Task goal.
Each record that follows should be duplicated exactly, except for its pictures.

Records for the task.
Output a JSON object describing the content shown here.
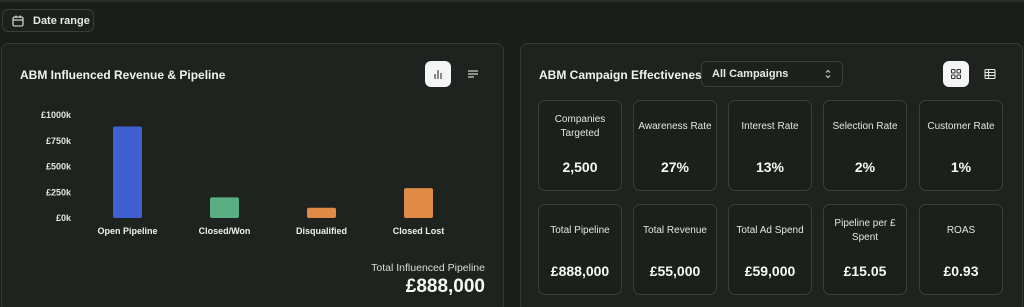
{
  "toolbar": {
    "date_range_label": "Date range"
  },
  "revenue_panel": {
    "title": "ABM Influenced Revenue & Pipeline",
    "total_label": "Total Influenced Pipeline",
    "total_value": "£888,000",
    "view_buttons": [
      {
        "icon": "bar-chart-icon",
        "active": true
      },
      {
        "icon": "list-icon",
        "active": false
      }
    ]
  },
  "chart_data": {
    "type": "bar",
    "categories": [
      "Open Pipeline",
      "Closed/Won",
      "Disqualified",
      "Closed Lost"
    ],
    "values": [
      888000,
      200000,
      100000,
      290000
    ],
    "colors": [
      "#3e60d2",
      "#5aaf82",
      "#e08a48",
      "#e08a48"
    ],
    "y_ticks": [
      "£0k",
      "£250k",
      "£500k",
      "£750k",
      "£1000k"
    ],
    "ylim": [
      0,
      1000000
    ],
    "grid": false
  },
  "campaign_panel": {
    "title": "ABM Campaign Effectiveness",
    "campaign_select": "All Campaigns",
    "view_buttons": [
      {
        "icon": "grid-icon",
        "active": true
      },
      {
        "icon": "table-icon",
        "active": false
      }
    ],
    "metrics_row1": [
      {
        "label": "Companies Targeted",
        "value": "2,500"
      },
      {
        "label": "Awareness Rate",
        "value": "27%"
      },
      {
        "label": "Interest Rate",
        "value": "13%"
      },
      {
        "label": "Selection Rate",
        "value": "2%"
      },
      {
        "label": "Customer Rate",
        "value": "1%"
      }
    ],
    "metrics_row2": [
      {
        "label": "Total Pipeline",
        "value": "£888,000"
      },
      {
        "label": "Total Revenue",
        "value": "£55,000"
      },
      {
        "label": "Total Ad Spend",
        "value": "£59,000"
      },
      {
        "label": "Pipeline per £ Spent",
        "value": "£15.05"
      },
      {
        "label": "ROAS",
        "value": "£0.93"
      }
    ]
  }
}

Exercise output.
Output a JSON object describing the content shown here.
{
  "toolbar": {
    "date_range_label": "Date range"
  },
  "revenue_panel": {
    "title": "ABM Influenced Revenue & Pipeline",
    "total_label": "Total Influenced Pipeline",
    "total_value": "£888,000",
    "view_buttons": [
      {
        "icon": "bar-chart-icon",
        "active": true
      },
      {
        "icon": "list-icon",
        "active": false
      }
    ]
  },
  "chart_data": {
    "type": "bar",
    "categories": [
      "Open Pipeline",
      "Closed/Won",
      "Disqualified",
      "Closed Lost"
    ],
    "values": [
      888000,
      200000,
      100000,
      290000
    ],
    "colors": [
      "#3e60d2",
      "#5aaf82",
      "#e08a48",
      "#e08a48"
    ],
    "y_ticks": [
      "£0k",
      "£250k",
      "£500k",
      "£750k",
      "£1000k"
    ],
    "ylim": [
      0,
      1000000
    ],
    "grid": false
  },
  "campaign_panel": {
    "title": "ABM Campaign Effectiveness",
    "campaign_select": "All Campaigns",
    "view_buttons": [
      {
        "icon": "grid-icon",
        "active": true
      },
      {
        "icon": "table-icon",
        "active": false
      }
    ],
    "metrics_row1": [
      {
        "label": "Companies Targeted",
        "value": "2,500"
      },
      {
        "label": "Awareness Rate",
        "value": "27%"
      },
      {
        "label": "Interest Rate",
        "value": "13%"
      },
      {
        "label": "Selection Rate",
        "value": "2%"
      },
      {
        "label": "Customer Rate",
        "value": "1%"
      }
    ],
    "metrics_row2": [
      {
        "label": "Total Pipeline",
        "value": "£888,000"
      },
      {
        "label": "Total Revenue",
        "value": "£55,000"
      },
      {
        "label": "Total Ad Spend",
        "value": "£59,000"
      },
      {
        "label": "Pipeline per £ Spent",
        "value": "£15.05"
      },
      {
        "label": "ROAS",
        "value": "£0.93"
      }
    ]
  }
}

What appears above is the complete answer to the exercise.